Political prisoners faced the worst conditions of all. Condemned to hard labour, Mandela and his fellow activists spent more than a decade breaking rocks in a lime quarry. Some prisoners were assaulted and tortured by guards.
Contact with the outside world was almost completely severed. When Mandela arrived on Robben Island, he was permitted one letter and one 30‐minute visit every six months. He was denied permission to attend the funeral of his mother, who passed away in 1968, and one of his sons, who died in a car accident in 1969. It would be 21 years before he could hold his wife, Winnie Mandela, again. His two young daughters, Zeni and Zindzi, had to wait until the age of 16 to see him.
Glass walls separated prisoners from visitors. They talked on phones as guards listened to every word. Letters were heavily censored, with words blacked out if they were not strictly personal. After prisoners found ways to read blackened content, censors began cutting out large portions of letters, reducing them to shreds.
Although these precious letters do not reach [you], I shall nevertheless keep on trying by writing whenever that is possible…. It is some means of passing on to you my warmest love and good wishes, and tends to calm down the shooting pains that hit me whenever I think of you.
Neslon Mandela from a letter written to his daughters Zeni and Zindzi Mandela
Despite their treatment, the prisoners on Robben Island continued to resist the apartheid regime in thousands of ways.
Mandela and other prisoners advocated for improved conditions and rights for all prisoners, regardless of race. In 1966, black prisoners secured the right to wear long pants instead of shorts. Eventually, prisoners were allowed to have a desk in their cells, and to read and study. They even planted a small garden.
We regarded the struggle in prison as a microcosm of the struggle as a whole. We would fight inside as we had fought outside. The racism and repression were the same; I would simply have to fight on different terms.
Outside the walls of Mandela’s prison, South Africans continued to resist the apartheid regime. In 1985, under increasing pressure, the government made an offer to release Mandela, on condition he renounce violence as a political tool. Mandela rejected the offer. His youngest daughter, Zindzi Mandela, read his response at a mass rally in Soweto:
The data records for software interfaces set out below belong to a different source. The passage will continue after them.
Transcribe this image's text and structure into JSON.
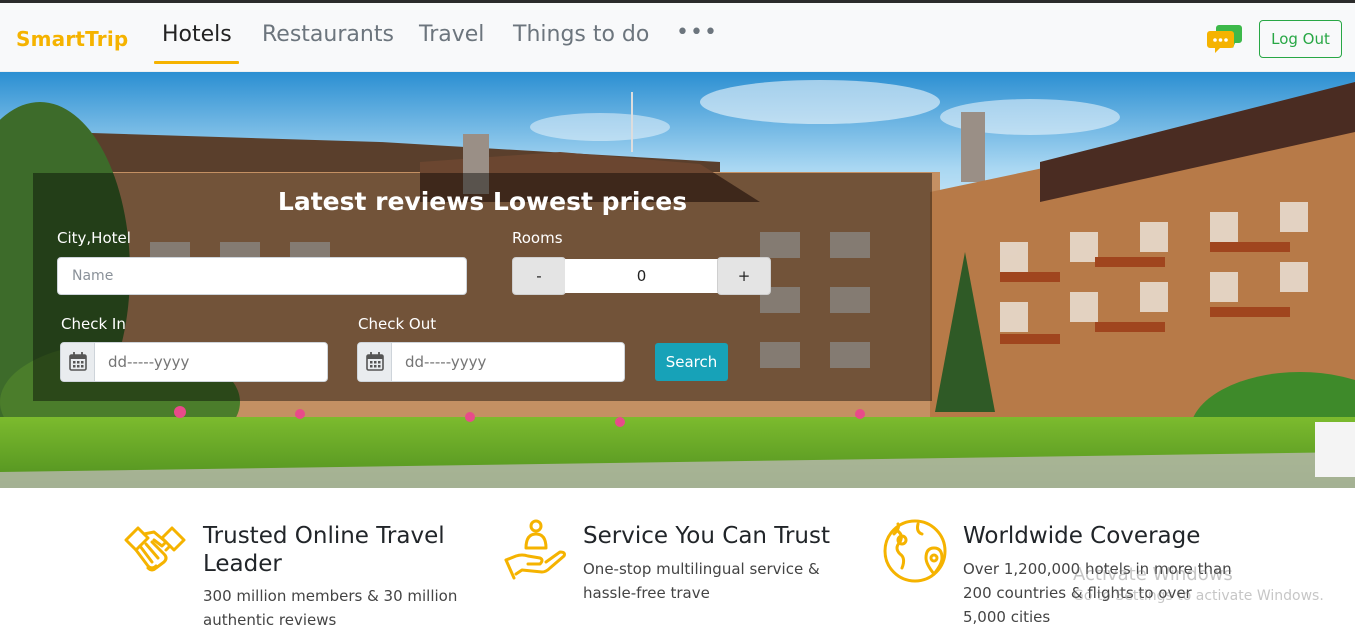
{
  "brand": "SmartTrip",
  "nav": {
    "items": [
      {
        "label": "Hotels",
        "active": true
      },
      {
        "label": "Restaurants",
        "active": false
      },
      {
        "label": "Travel",
        "active": false
      },
      {
        "label": "Things to do",
        "active": false
      }
    ],
    "more": "•••",
    "logout_label": "Log Out"
  },
  "search": {
    "title": "Latest reviews Lowest prices",
    "city_label": "City,Hotel",
    "city_placeholder": "Name",
    "rooms_label": "Rooms",
    "rooms_minus": "-",
    "rooms_value": "0",
    "rooms_plus": "+",
    "checkin_label": "Check In",
    "checkin_placeholder": "dd-----yyyy",
    "checkout_label": "Check Out",
    "checkout_placeholder": "dd-----yyyy",
    "search_label": "Search"
  },
  "features": [
    {
      "icon": "handshake-icon",
      "title": "Trusted Online Travel Leader",
      "description": "300 million members & 30 million authentic reviews"
    },
    {
      "icon": "service-hand-icon",
      "title": "Service You Can Trust",
      "description": "One-stop multilingual service & hassle-free trave"
    },
    {
      "icon": "globe-location-icon",
      "title": "Worldwide Coverage",
      "description": "Over 1,200,000 hotels in more than 200 countries & flights to over 5,000 cities"
    }
  ],
  "watermark": {
    "line1": "Activate Windows",
    "line2": "Go to Settings to activate Windows."
  },
  "colors": {
    "brand": "#f5b300",
    "logout": "#28a745",
    "search_button": "#17a2b8",
    "icon": "#f5b300"
  }
}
Mandela was committed to achieving freedom for all South Africans, not just for himself. In 1986, he began to quietly reach out to the South African government to see if there was interest in negotiating an end to apartheid.
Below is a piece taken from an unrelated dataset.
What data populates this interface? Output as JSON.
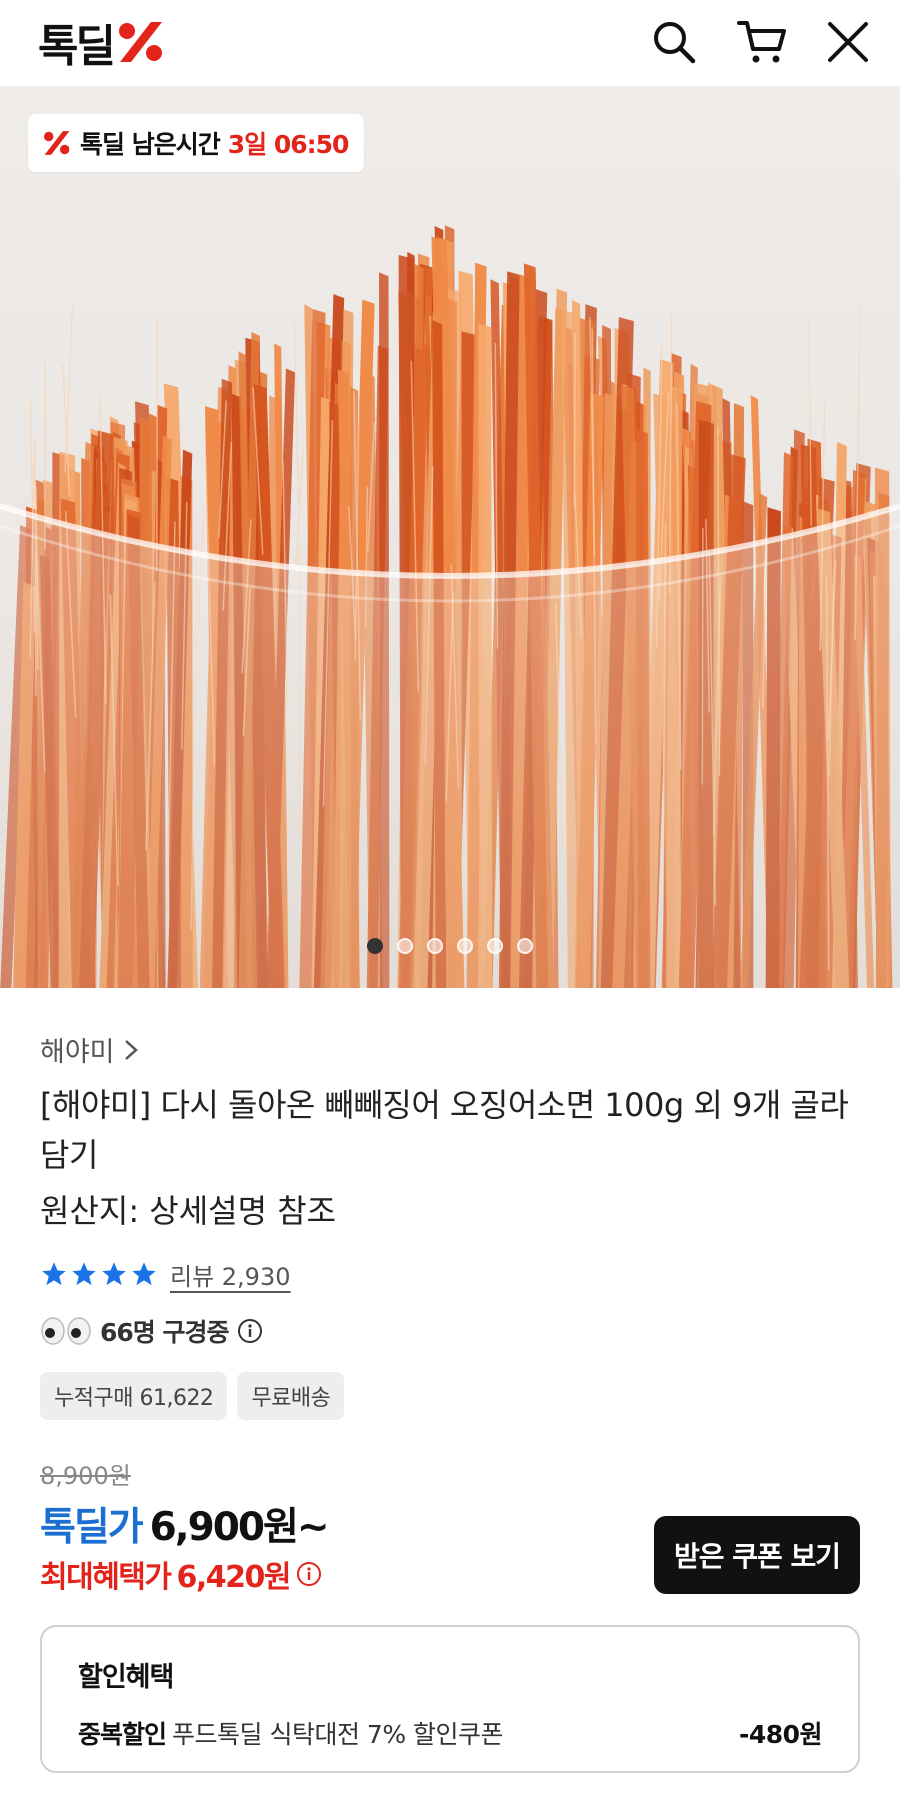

Four years later, on February 11, 1990, the most famous political prisoner in the world was released. He was 71 years old, but there was still work to do. Years of fraught negotiations followed the end of Mandela’s imprisonment. Throughout this period, political violence and civil war threatened to engulf the country.
In 1993, South Africa adopted an interim constitution. This paved the way for the country’s first democratic elections. That same year, the Nobel Peace Prize was jointly awarded to Mandela and South African President F. W. de Klerk.
South Africa’s first democratic elections were held in 1994. When all the ballots were counted, Nelson Mandela had become the country’s first democratically elected president. Mandela would dedicate the remaining years of his life to transforming his country. He always acknowledged that there was still more to do – and that it was up to future generations to continue the struggle for freedom.
South Africa election, 1994
The truth is that we are not yet free; we have merely achieved the freedom to be free, the right not to be oppressed. We have not taken the final step of our journey, but the first step on a longer and even more difficult road. For to be free is not merely to cast off one’s chains, but to live in a way that respects and enhances the freedom of others. The true test of our devotion to freedom is just beginning.